Third edition of author’s first substantial work. Gründlicher Unterricht von den Accentibus was first published in 1700, and reissued six more times by 1755. It describes the complete system of prosaic and metrical diacriticals (tropes or cantillation marks; Hebrew: ta‘amim) developed by Jewish scholars in the early middle ages to supplement the consonantal biblical text and record the phrasing and chanting of the Hebrew scriptures as part of the traditional liturgy. Johann Heinrich Michaelis (1668-1738) studied Semitic philology and literature at Frankfurt-on-the-Oder and Leipzig, after which he settled in Halle where he was appointed university librarian, professor of Oriental languages, and eventually of divinity, as well.
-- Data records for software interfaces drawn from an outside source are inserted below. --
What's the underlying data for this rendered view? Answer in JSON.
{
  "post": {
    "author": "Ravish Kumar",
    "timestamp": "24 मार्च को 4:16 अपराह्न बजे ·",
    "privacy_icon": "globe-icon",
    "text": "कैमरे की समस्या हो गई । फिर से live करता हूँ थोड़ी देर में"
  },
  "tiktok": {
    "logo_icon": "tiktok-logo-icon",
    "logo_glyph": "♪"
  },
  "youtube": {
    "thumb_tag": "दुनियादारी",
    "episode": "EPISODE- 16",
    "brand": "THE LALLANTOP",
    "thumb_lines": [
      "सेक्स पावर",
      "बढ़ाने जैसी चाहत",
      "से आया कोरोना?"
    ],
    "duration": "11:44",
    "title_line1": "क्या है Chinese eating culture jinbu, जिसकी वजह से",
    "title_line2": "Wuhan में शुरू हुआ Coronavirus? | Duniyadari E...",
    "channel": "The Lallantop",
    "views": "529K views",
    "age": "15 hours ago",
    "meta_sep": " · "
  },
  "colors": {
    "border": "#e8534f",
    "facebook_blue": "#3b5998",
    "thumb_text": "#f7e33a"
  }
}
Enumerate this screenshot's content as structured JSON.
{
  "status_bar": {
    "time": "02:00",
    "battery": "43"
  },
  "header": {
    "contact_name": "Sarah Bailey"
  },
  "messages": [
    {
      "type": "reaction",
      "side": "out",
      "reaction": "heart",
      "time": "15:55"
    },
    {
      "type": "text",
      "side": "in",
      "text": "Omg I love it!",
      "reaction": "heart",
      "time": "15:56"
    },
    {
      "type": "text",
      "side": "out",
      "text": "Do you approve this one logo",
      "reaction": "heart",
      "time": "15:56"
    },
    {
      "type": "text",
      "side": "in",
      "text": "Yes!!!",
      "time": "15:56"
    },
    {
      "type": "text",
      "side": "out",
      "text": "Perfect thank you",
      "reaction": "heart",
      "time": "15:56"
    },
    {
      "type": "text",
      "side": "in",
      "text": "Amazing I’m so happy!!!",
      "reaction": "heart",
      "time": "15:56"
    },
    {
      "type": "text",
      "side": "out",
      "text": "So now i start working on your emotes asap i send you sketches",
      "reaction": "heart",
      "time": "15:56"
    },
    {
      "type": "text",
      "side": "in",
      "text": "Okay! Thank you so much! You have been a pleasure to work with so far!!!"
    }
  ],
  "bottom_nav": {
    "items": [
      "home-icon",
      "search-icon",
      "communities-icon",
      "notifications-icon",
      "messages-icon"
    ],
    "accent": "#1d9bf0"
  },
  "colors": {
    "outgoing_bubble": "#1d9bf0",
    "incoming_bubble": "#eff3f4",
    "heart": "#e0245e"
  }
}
The celebrated dynasty of orientalists and theologians to which he belongs is noted for “a seriousness of disposition throughout their critical pursuits” (Orme).
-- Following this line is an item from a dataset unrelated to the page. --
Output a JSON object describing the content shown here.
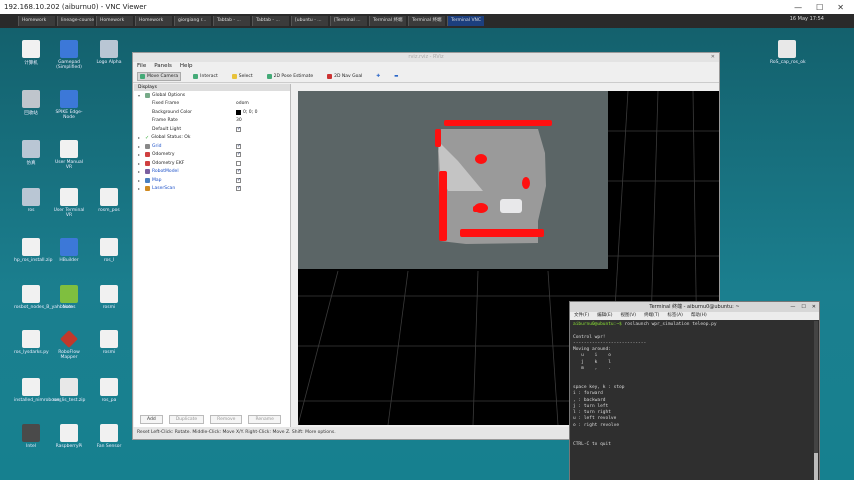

“Upon the whole, the most accurately learned of all the accomplished members of his family” (McClintock & Strong 6:26), Michaelis was the first Christian scholar to prepare a critical edition of the Hebrew bible (Halle, 1720) with a substantial apparatus of various readings. In 1694 he participated in a public examination presided over by August Hermann Franke in which he defended a brief introduction to the tropes as applied to the prose sections of the Hebrew scriptures. In 1696 Michaelis himself presided over the examination of one Philippus Michaelis on the subject of a brief handbook on the metrical tropes. It would appear that these two opuscules, in which Michaelis figured first as respondent and then as praeses, where subsequently expanded into the present work. Discussions of the mechanics and application of the Jewish cantillation system appear in European scholarly literature as early as Reuchlin’s De Accentibus (Hagenau, 1518); Kircher’s Musurgia universalis (Rome, 1650), of course, includes a section “De musica moderna Hebraeorum” (pp.64-67). In the 17th century polemical discourses on the (divine) authority of the vowel points and musical accents had begun to appear in the vernacular tongues. The present work, however, is likely the earliest substantial technical discussion of the Jewish cantillation system to be published in a modern European language (rather than Latin). All editions of Michaelis’ Thorough Instruction in the Hebrew Tropes have now become quite scarce. Diestel, Geschichte, 418n.
Provenance: Inscription at front endleaf “... Biermanni Ao. 1714” and printed name plate of “Johann Caspar Cruciger” at front pastedown. Good+. Item #49265
References: Fürst II.377. Steinschneider, BH, no. 1318. Cf. VD17 23:286928M (ed. 1700).